WASHINGTON (Apr. 26)
Secretary of Defense Caspar Weinberger said today that he hoped to be going soon to Israel but that no date has been set as yet for his first visit to the Jewish State.
Answering questions at a luncheon of the Overseas Writers, Weinberger denied on Israeli report that a possible visit next month has been blocked by National Security Advisor William Clark. The Defense Secretary said that although he was attending the NATO defense ministers meeting in Brussels next week, the State Department felt there was not enough time to make the preparations for a visit to Israel. He said an effort would be made to find a time convenient to both him and the Israelis.
Weinberger was invited to Israel last November 30 by Defense Minister Ariel Sharon when the two officials signed the Memorandum of Understanding on Strategic Cooperation here. But Weinberger, who had been expected to go to Israel when he visited Saudi Arabia, Oman and Jordan in February, did not schedule a stop in Jerusalem, reportedly because of U.S. pique at Israel’s annexation of the Golon Heights.
VIEW OF THE MEMORANDUM OF UNDERSTANDING
The Memorandum of Understanding was suspended by the U.S. at the time because of the Israeli action. But Weinberger said today that there was a “misunderstanding” on the status of the memorandum. While he did not explain the exact status today, he said he believed the difficulties would be straightened out soon.
However, Weinberger said that efforts to meet the Soviet threat to the Middle East was still part of U.S. policy. He said the strategic agreement with Israel was aimed at only a threat to the Mideast from the Soviet Union and not at any country or groups of countries in the region.
But Weinberger said Israel’s withdrawal from Sinai yesterday was the “first step” in a series of steps toward a comprehensive peace in the Middle East. He repeated his often stated position that while the U.S. is pledged to maintain the security of Israel, it needs more than one friend in the Mideast.
Weinberger also indicated that he favors providing Jordan with the F-16 jets and Hawk mobile missiles that the Hashemite kingdom is expected to request. But he said that Jordan hasn’t made a formal request as yet but one might come during the meeting of the U.S.-Jordanian joint military committee in Jordan this week.

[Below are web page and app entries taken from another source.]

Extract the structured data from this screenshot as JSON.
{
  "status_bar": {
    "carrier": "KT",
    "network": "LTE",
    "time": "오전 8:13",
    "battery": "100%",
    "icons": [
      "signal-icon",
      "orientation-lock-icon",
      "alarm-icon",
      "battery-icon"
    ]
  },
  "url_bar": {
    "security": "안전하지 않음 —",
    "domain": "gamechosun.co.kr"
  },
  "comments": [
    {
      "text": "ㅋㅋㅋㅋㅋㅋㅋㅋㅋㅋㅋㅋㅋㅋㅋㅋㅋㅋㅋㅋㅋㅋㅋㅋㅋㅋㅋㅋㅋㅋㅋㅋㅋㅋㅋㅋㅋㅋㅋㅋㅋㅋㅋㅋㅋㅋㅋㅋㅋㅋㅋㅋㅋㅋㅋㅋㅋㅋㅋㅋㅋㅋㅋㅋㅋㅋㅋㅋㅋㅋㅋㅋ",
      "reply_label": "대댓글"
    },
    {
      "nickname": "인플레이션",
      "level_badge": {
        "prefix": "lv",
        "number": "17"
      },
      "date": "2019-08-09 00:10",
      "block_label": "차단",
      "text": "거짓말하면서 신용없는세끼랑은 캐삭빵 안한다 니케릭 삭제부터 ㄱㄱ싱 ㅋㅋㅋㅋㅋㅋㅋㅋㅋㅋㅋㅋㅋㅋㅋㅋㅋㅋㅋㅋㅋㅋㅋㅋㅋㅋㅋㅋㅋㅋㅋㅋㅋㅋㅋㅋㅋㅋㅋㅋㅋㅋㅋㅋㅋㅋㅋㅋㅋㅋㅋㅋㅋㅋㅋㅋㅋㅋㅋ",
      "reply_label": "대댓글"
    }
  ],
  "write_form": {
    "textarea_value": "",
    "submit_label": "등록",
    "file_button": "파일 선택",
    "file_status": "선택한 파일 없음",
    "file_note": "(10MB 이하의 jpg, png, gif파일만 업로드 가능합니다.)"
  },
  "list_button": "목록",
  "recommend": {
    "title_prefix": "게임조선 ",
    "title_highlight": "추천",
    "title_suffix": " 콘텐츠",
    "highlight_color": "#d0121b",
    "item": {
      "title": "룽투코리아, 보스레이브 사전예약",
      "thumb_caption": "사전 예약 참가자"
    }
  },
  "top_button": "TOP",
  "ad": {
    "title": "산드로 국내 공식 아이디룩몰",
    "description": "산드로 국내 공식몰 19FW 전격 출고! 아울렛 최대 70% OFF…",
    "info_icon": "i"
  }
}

Weinberger said he doubted that Jordan could be persuaded to cancel its order of missiles from the Soviet Union which it ordered late last year. But he said it would be “unfortunate” if Jordan had to depend on the Soviet Union as its major source of arms. He warned that a great deal comes in Soviet arms sales in addition to “the owner’s manual.”